However, greenwashing in financial investments poses even more problems. First, there is the attribution problem, that is, that applying ‘attribution logic’ to the finance sector is highly challenging (2°
Investing Initiative 2021, p. 8). Attribution logic in an environmental consumer purchase decision is presumed to be based upon logical steps – a
purchase is made based on a green claim which reflects a product feature, and which materialises in a
green benefit (2°
Investing Initiative 2021, p. 8).
For example, a consumer purchases an environmentally friendly car based on a green claim that the car reduces carbon emissions, and so the consumer can analyse the car’s carbon emissions features to evaluate the tangible environmental benefit (2°
Investing Initiative 2021, p. 8). The process is logical and is based on causal attribution at each step of the purchase decision. However, this attribution logic process tends to break down when analysing long-term environmental investments.
This is because environmental effects are generally multiple, complex, and non-linear, and there is very little research that provides empirical support for substantiating environmental impact claims, i.e., investors have to rely on investment strategy
theories proposed by asset managers instead (2°
Investing Initiative 2021, pp. 9-10). In short, there is a lack of empirical evidence currently available to show/prove that these investment strategy theories actually work as they are intended to work in the long-term.
This causes problems in the attribution logic process that may be applied to evaluating green investments. As noted by the UN:
“…one important factor is that investors do not have the tools to make the investments they need––they lack information and data necessary to measure activity and hold companies accountable for their social and environ-mental behaviour.”
(UN 2020, p.1).
Other problems arise when constructing investment portfolios marketed as green. One feature of popular climate strategies adopted by asset managers is that they improve the ‘greenness score’ of a portfolio, e.g., weighted average emissions (Amenc
et al. 2021, p. 4). Although asset managers may use such scores extensively to attract investors, it has been contended that increasing a portfolio’s greenness score may not actually encourage firms to reduce emissions, e.g., via direct impact
of allocation on cost of capital, or via signalling channels (Amenc
et al. 2021, p. 4).
Amenc et al. (2021, pp. 4-5) argued that problems that arose in practice included: (1)
that climate scores represented, at best, 12% of determinants of ESG portfolio stock weights on average; (2) it is actually very easy to display greenness by under-weighting high emissions sectors; and (3) a portfolio’s greenness score will not account for
individual firm dynamics. These three areas, namely non-materiality of climate considerations, inconsistency of stock-level signals, and underweighting of key industries, therefore together represented significant shortcomings in green portfolio investments
by introducing a range of greenwashing risks in climate investment strategies (Amenc
et al. 2021, p. 52).

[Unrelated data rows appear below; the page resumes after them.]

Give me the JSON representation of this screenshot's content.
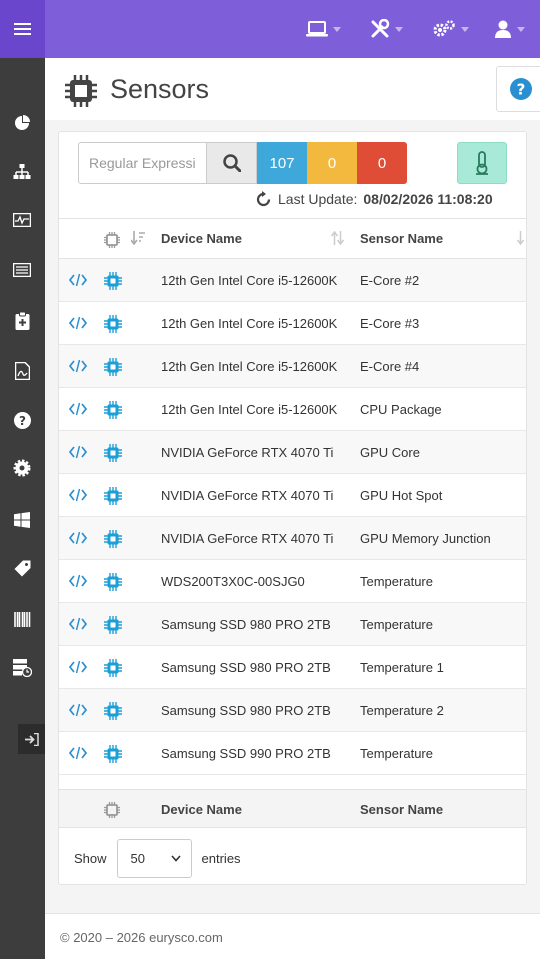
{
  "topbar": {
    "menu_icon": "hamburger-icon",
    "icons": [
      "laptop-icon",
      "tools-icon",
      "gears-icon",
      "user-icon"
    ]
  },
  "sidebar": {
    "items": [
      "pie-chart-icon",
      "sitemap-icon",
      "monitor-wave-icon",
      "list-icon",
      "clipboard-plus-icon",
      "pdf-file-icon",
      "help-circle-icon",
      "cog-icon",
      "windows-icon",
      "tag-icon",
      "barcode-icon",
      "server-clock-icon"
    ],
    "exit_icon": "sign-out-icon"
  },
  "header": {
    "title": "Sensors",
    "title_icon": "chip-icon",
    "help_icon": "help-circle-icon"
  },
  "search": {
    "placeholder": "Regular Expressi",
    "value": ""
  },
  "counts": {
    "ok": "107",
    "warning": "0",
    "error": "0"
  },
  "last_update": {
    "label": "Last Update:",
    "value": "08/02/2026 11:08:20"
  },
  "table": {
    "columns": {
      "device": "Device Name",
      "sensor": "Sensor Name"
    },
    "rows": [
      {
        "device": "12th Gen Intel Core i5-12600K",
        "sensor": "E-Core #2"
      },
      {
        "device": "12th Gen Intel Core i5-12600K",
        "sensor": "E-Core #3"
      },
      {
        "device": "12th Gen Intel Core i5-12600K",
        "sensor": "E-Core #4"
      },
      {
        "device": "12th Gen Intel Core i5-12600K",
        "sensor": "CPU Package"
      },
      {
        "device": "NVIDIA GeForce RTX 4070 Ti",
        "sensor": "GPU Core"
      },
      {
        "device": "NVIDIA GeForce RTX 4070 Ti",
        "sensor": "GPU Hot Spot"
      },
      {
        "device": "NVIDIA GeForce RTX 4070 Ti",
        "sensor": "GPU Memory Junction"
      },
      {
        "device": "WDS200T3X0C-00SJG0",
        "sensor": "Temperature"
      },
      {
        "device": "Samsung SSD 980 PRO 2TB",
        "sensor": "Temperature"
      },
      {
        "device": "Samsung SSD 980 PRO 2TB",
        "sensor": "Temperature 1"
      },
      {
        "device": "Samsung SSD 980 PRO 2TB",
        "sensor": "Temperature 2"
      },
      {
        "device": "Samsung SSD 990 PRO 2TB",
        "sensor": "Temperature"
      }
    ],
    "footer": {
      "device": "Device Name",
      "sensor": "Sensor Name"
    }
  },
  "length": {
    "show": "Show",
    "value": "50",
    "entries": "entries"
  },
  "footer": {
    "copyright": "© 2020 – 2026 eurysco.com"
  },
  "colors": {
    "topbar": "#7f5fd9",
    "sidebar": "#3d3d3d",
    "ok": "#3fa8db",
    "warning": "#f2b93e",
    "error": "#e04d36",
    "accent": "#2a8fd0"
  }
}
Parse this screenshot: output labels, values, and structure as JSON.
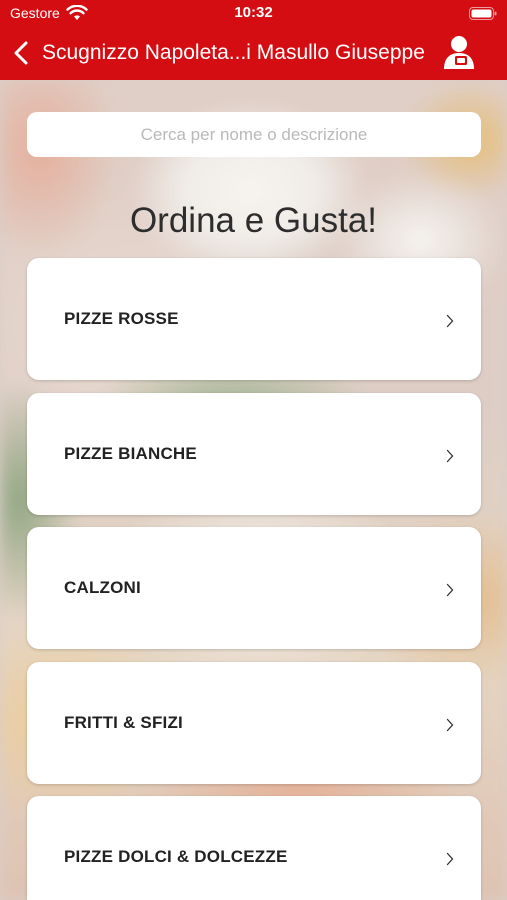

Examples of marketing tricks that fund managers might employ, include citing environmental benefits that are not completely supported by solid factual evidence; alluding to best-in-class ESG performance when at best performance impact may be very indirect
and unmeasurable; and suggesting implemented ESG investment processes will directly achieve actual environmental outcomes not supported by the evidence (2°
Investing Initiative 2021, p.31).
This brief analysis highlights that green investment strategies and financial investment portfolios can potentially be easily strategically manipulated in practice, which can result in
de facto greenwashing of investments that may be difficult for investors to objectively assess. What is more, by some accounts, such greenwashing practices and tactics have been identified as being widespread. For example, a survey of impact-related
claims by green themed funds carried out by the 2° Investing Initiative (2DII), found that 85% of such funds made unsubstantiated and misleading impact-related claims that violated existing marketing regulations (2DII
2019, p.4; Hay 2019).
TO BE CONTINUED